Fontaines D.C.'s rescheduled Glasgow gig (20/10/2021) was a joyful experience that proved worth the wait.
As the infamous “Barrowlands” neon sign flickered in the near distance, there was a buzz in the air as I entered Glasgow's infamous Gallowgate street and made the short walk towards the city’s iconic east end venue. Even the spits of rain in the Glaswegian sky couldn’t deter my mood. Full of bravado after a couple of pints of Guinness at a nearby Brazillian bar, it definitely hadn’t been lost on me that this was my first gig in 20 months. The closer I neared the coloured venue lettering, the more a feeling of familiarity overcame me. Pre-gig excitement was settling in and it was as if I’d never been away.
With the band expected on stage in half an hour, I followed my usual routine of getting a quick picture of the tacky, bright-lighted sign of the venue. Thankfully the initial, worryingly long queue passed relatively quickly. This was especially surprising considering the recent enactment of the mandatory COVID passport scheme in Scotland which had been expected to delay proceedings.

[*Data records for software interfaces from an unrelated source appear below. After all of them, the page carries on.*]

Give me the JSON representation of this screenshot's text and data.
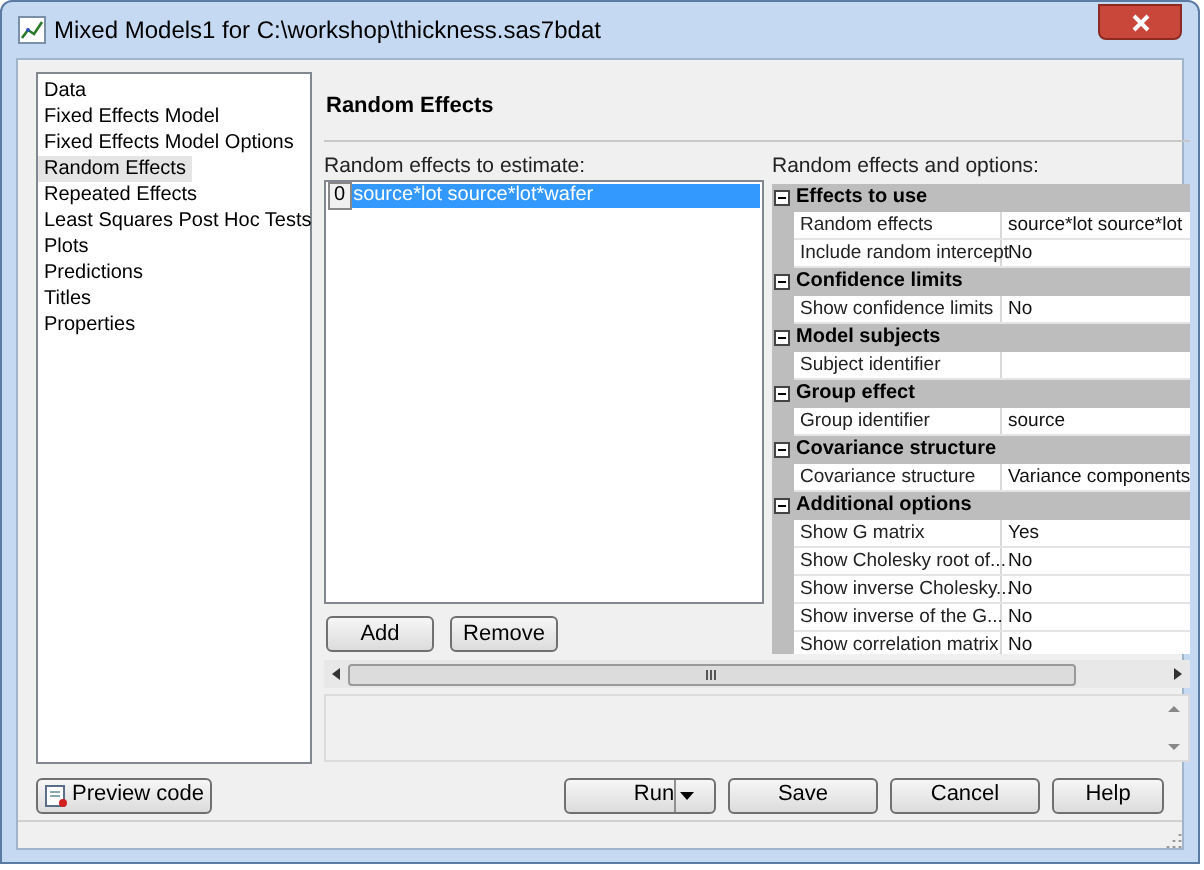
{
  "window": {
    "title": "Mixed Models1 for C:\\workshop\\thickness.sas7bdat"
  },
  "nav": {
    "items": [
      {
        "label": "Data",
        "selected": false
      },
      {
        "label": "Fixed Effects Model",
        "selected": false
      },
      {
        "label": "Fixed Effects Model Options",
        "selected": false
      },
      {
        "label": "Random Effects",
        "selected": true
      },
      {
        "label": "Repeated Effects",
        "selected": false
      },
      {
        "label": "Least Squares Post Hoc Tests",
        "selected": false
      },
      {
        "label": "Plots",
        "selected": false
      },
      {
        "label": "Predictions",
        "selected": false
      },
      {
        "label": "Titles",
        "selected": false
      },
      {
        "label": "Properties",
        "selected": false
      }
    ]
  },
  "header": "Random Effects",
  "effects_list": {
    "label": "Random effects to estimate:",
    "items": [
      {
        "index": "0",
        "text": "source*lot source*lot*wafer",
        "selected": true
      }
    ]
  },
  "list_buttons": [
    "Add",
    "Remove"
  ],
  "options": {
    "label": "Random effects and options:",
    "categories": [
      {
        "title": "Effects to use",
        "expanded": true,
        "rows": [
          {
            "name": "Random effects",
            "value": "source*lot  source*lot"
          },
          {
            "name": "Include random intercept",
            "value": "No"
          }
        ]
      },
      {
        "title": "Confidence limits",
        "expanded": true,
        "rows": [
          {
            "name": "Show confidence limits",
            "value": "No"
          }
        ]
      },
      {
        "title": "Model subjects",
        "expanded": true,
        "rows": [
          {
            "name": "Subject identifier"
          }
        ]
      },
      {
        "title": "Group effect",
        "expanded": true,
        "rows": [
          {
            "name": "Group identifier",
            "value": "source"
          }
        ]
      },
      {
        "title": "Covariance structure",
        "expanded": true,
        "rows": [
          {
            "name": "Covariance structure",
            "value": "Variance components"
          }
        ]
      },
      {
        "title": "Additional options",
        "expanded": true,
        "rows": [
          {
            "name": "Show G matrix",
            "value": "Yes"
          },
          {
            "name": "Show Cholesky root of...",
            "value": "No"
          },
          {
            "name": "Show inverse Cholesky...",
            "value": "No"
          },
          {
            "name": "Show inverse of the G...",
            "value": "No"
          },
          {
            "name": "Show correlation matrix",
            "value": "No"
          }
        ]
      }
    ]
  },
  "footer_buttons": [
    {
      "label": "Preview code",
      "kind": "preview"
    },
    {
      "label": "Run",
      "kind": "split"
    },
    {
      "label": "Save",
      "kind": "plain"
    },
    {
      "label": "Cancel",
      "kind": "plain"
    },
    {
      "label": "Help",
      "kind": "plain"
    }
  ]
}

Before I knew it, I had entered the 1934-built, dance hall establishment again and up the stairs I headed. With an overpriced Magners purchased (sticking with the Irish theme, of course), I found a suitable location to the back right of the stage just in time for the scheduled start time. As I patiently waited, premature cheers from sections of the crowd sporadically spread on a number of occasions before falling flat like a lead balloon. With hopes raised time and again over a long 15-minute period, I stood there attentively for Fontaines D.C.’s first gig in Scotland in two years.
The excitement in the room was palpable for the return of the Dublin post-punk favourites and their unique brand of speak-sing, raw rock ‘n’ roll. This wasn’t just any band we were about to view. You see, in the UK, Fontaines are now amongst the most celebrated bands of the last few years, gaining recognition on the likes of daytime Radio 1 and being nominated for Brit Awards and Grammy’s. The most impressive part is that this growing mainstream appeal has all been achieved on their own terms. As a result, they’ve picked up a cult-like following up and down the British Isles. This was evidenced, of course, by this evening's all-encompassing crowd which ranged from teenage girls to middle-aged men trying to relive their Britpop party days.
At 9.15 pm the venue fell dark and the stomping, Celtic-punk of The Pogues’ ‘Boys of the County Hell’ spread through the Barrowlands dancefloor like wildfire. As the song neared its’ conclusion, Shane MacGowan’s vocals were lowered and a loud cheer arose again from the front of the audience. Thankfully, this time, it was no false alarm and the five-piece band confidently marched onto the stage to a hero's welcome.
Frontman Grian Chatten paced the stage with a nervous energy you’d expect see from a wee boy on Christmas morning about to open his presents. Sporting a bright blue, baggy tracksuit, he threw flowers into an already adoring audience. It was a signal that convention wasn’t on the menu for this evening’s performance.
And into ‘A Hero’s Death’ they launched. The lead single from last year’s second album was easily one of the best indie tracks released in 2020, so it felt like a fitting start to proceedings. Grian’s husky refrain of “Life ain’t always empty!’ was matched in ferocity by the thousands of contributing onlookers, particularly from yours truly after months of gig starvation.
Over the following hour and 20 minutes, they eased through songs from 2019 debut Dogrel and their latest record A Hero's Death with an absurdity and rawness you’re unlikely to find elsewhere. Needing little encouragement, moshpits were formed for ‘Hurricane Laughter’ and ‘Too Real’, with the gaps in between vocals filled with the infamous local, semi-ironic chant, “here we, here we, here we f***ing go”. Even this ned-friendly audience participation felt like music to my ears. It had been far too long.
Only one track failed to hit the mark. ‘Televised Mind’ felt distractingly out of key at points with a botched guitar solo and the general sound not matching the intensity of the studio version of the track. However, the band were soon excused after performing tracks ‘The Lotts’ and ‘Roy’s Tune’ with a certain poetic, flawless elegance that reminded us of the depth and variety the band have in their locker.
Whilst last year’s effort was so well-received (and finished top of my year review), the crowd’s acclaim and outward praise were saved for Dogrel’s ‘Boys in the Better Land’ and ‘Big’, whilst ‘Liberty Belle’ finished the gig on a particularly explosive note.
As the band exited the stage, and the full beams hit our eyes, we departed The Barrowlands with a similar swagger to the one in which we’d entered. A fantastic performance from the Dublin post-punk band who, over the space of two years, have established themselves in an elite few of indie bands at the top of their game both on record and live.